■ Work to complete ■
Repeat only the lines below from the one containing "What's the underlying" through the one containing "Convert this screenshot", inclusive, exactly as written.

■ Provided entries ■
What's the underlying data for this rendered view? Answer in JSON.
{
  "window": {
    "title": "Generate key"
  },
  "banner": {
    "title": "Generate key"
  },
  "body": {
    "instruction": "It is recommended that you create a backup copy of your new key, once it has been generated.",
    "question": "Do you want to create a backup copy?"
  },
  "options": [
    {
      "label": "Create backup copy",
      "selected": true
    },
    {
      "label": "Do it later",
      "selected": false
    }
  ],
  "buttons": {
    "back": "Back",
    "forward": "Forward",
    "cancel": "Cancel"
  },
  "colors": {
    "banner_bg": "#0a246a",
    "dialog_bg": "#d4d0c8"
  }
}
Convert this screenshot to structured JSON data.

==

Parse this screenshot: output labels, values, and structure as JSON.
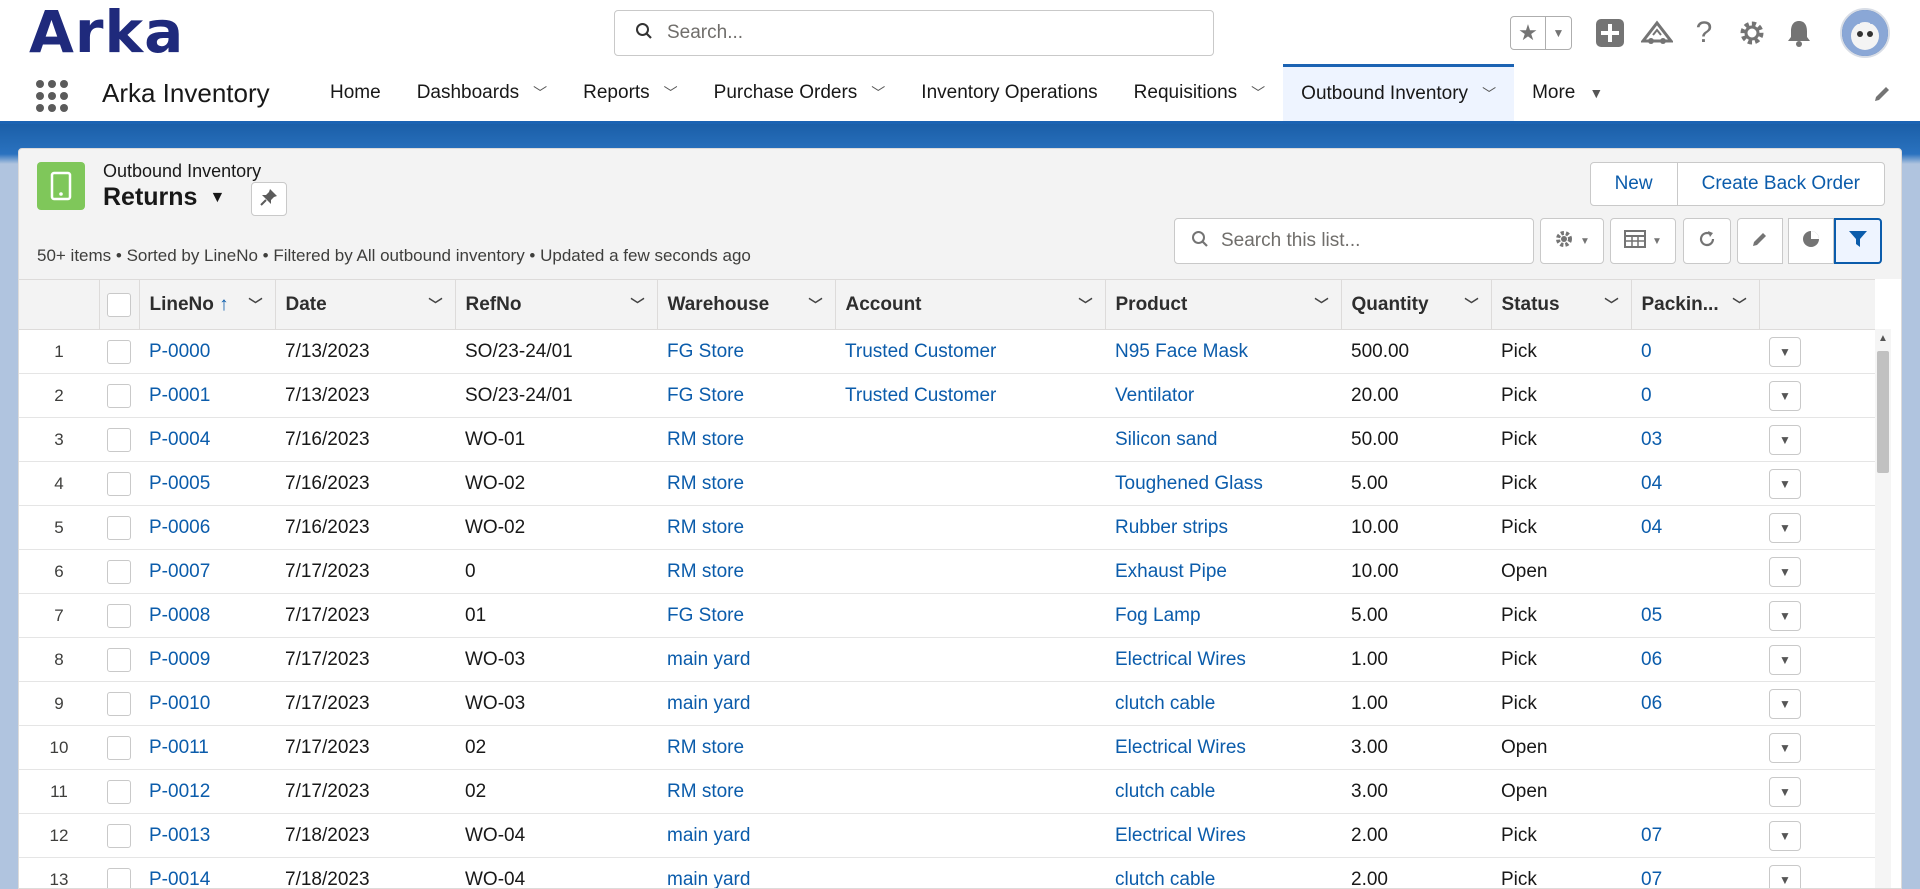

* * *

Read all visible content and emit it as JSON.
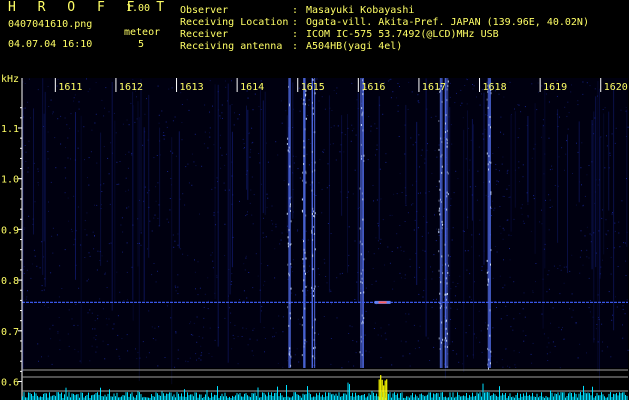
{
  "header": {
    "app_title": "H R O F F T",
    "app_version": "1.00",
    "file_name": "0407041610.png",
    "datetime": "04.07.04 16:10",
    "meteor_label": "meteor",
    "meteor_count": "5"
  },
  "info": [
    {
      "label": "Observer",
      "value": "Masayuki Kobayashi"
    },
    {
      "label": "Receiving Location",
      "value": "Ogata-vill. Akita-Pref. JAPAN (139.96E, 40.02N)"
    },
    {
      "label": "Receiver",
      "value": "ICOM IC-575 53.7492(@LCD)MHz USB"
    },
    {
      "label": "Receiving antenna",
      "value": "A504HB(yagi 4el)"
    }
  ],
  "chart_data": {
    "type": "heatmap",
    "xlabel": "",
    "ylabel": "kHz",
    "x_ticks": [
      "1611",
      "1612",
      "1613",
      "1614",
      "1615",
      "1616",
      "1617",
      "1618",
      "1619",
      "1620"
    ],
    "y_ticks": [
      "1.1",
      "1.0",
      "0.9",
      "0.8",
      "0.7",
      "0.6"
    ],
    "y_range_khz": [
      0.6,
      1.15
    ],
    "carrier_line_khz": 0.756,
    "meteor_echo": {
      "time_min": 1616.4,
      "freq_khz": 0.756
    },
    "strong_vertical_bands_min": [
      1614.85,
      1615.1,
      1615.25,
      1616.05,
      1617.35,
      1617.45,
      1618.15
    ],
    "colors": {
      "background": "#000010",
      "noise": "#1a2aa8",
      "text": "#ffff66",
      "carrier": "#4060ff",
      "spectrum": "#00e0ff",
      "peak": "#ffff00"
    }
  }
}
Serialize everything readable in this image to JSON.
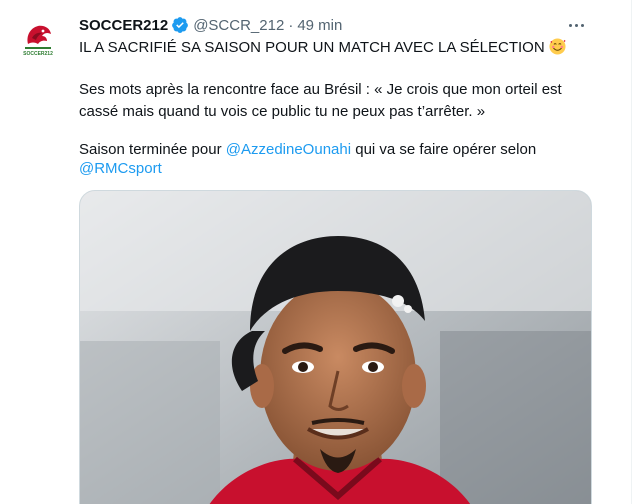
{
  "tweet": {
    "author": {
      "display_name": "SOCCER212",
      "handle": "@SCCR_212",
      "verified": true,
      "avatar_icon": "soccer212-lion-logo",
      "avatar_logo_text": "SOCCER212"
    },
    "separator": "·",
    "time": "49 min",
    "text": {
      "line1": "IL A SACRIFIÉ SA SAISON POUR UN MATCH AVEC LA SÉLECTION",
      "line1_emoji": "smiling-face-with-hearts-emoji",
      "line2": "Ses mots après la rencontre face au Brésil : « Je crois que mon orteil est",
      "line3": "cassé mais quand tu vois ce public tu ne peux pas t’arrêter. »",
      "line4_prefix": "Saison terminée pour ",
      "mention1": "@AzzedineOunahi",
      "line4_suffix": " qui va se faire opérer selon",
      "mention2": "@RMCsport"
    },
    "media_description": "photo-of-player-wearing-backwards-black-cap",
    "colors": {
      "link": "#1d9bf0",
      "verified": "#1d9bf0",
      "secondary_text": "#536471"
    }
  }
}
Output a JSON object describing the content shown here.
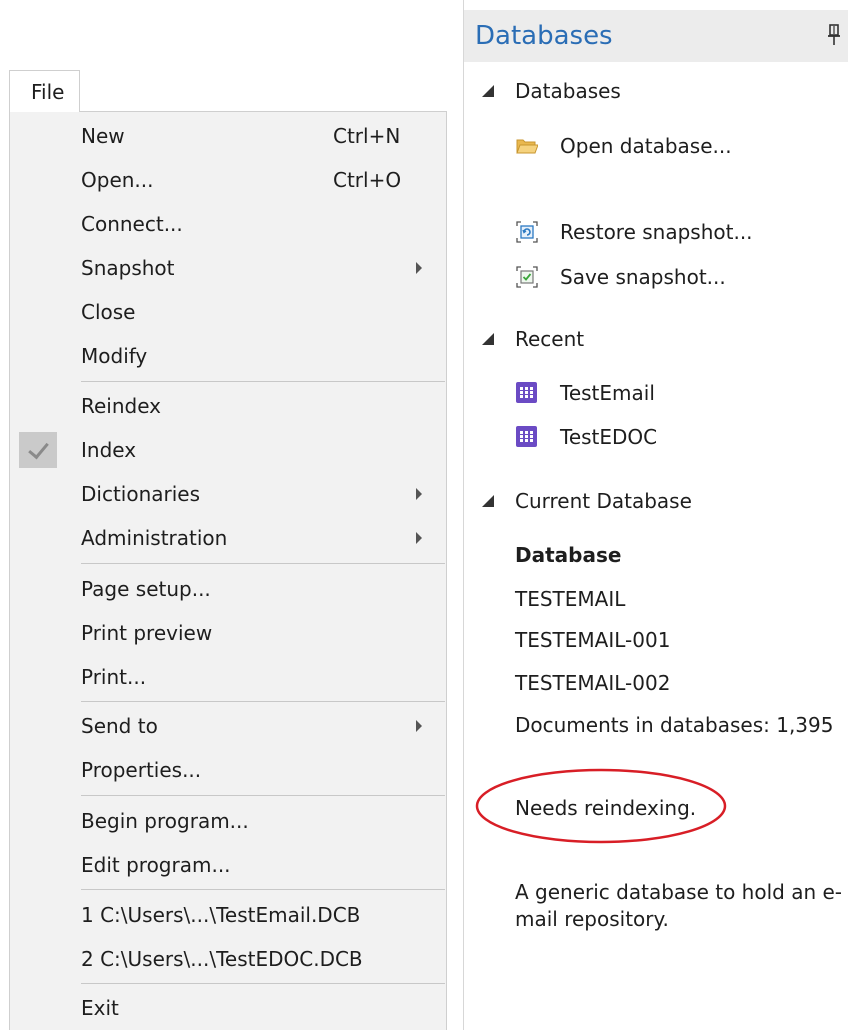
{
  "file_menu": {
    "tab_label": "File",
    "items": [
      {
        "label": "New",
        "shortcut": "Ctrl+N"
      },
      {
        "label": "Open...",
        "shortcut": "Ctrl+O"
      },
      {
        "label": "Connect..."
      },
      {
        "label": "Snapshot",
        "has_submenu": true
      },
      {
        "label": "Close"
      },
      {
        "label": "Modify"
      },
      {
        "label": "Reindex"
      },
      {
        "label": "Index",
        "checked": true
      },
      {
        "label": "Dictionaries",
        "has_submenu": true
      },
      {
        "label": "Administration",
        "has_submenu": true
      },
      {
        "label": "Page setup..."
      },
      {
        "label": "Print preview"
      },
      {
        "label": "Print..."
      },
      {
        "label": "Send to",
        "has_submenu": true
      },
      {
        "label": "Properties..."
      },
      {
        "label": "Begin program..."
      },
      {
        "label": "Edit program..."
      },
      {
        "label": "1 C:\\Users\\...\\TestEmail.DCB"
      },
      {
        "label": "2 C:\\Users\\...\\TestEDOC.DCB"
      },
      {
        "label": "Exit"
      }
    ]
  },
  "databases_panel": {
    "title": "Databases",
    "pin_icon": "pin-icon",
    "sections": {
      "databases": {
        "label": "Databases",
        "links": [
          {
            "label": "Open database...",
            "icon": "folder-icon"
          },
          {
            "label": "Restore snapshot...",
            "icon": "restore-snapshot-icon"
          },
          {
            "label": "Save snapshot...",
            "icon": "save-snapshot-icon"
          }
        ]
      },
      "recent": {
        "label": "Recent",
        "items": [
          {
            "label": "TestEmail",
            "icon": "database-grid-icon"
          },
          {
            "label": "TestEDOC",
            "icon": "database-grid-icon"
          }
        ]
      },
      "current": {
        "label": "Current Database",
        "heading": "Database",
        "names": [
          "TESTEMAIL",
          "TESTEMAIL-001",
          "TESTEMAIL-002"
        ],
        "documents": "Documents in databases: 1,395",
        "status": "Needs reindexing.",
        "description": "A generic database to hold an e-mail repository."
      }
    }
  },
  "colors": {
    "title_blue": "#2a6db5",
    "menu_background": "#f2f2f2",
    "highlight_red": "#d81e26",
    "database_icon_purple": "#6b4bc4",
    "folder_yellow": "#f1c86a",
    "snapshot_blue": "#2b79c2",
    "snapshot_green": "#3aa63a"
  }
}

■ The answer ■
What's the underlying data for this rendered view? Answer in JSON.
{
  "window": {
    "title": "Generate key"
  },
  "banner": {
    "title": "Generate key"
  },
  "body": {
    "instruction": "It is recommended that you create a backup copy of your new key, once it has been generated.",
    "question": "Do you want to create a backup copy?"
  },
  "options": [
    {
      "label": "Create backup copy",
      "selected": true
    },
    {
      "label": "Do it later",
      "selected": false
    }
  ],
  "buttons": {
    "back": "Back",
    "forward": "Forward",
    "cancel": "Cancel"
  },
  "colors": {
    "banner_bg": "#0a246a",
    "dialog_bg": "#d4d0c8"
  }
}
Convert this screenshot to structured JSON data.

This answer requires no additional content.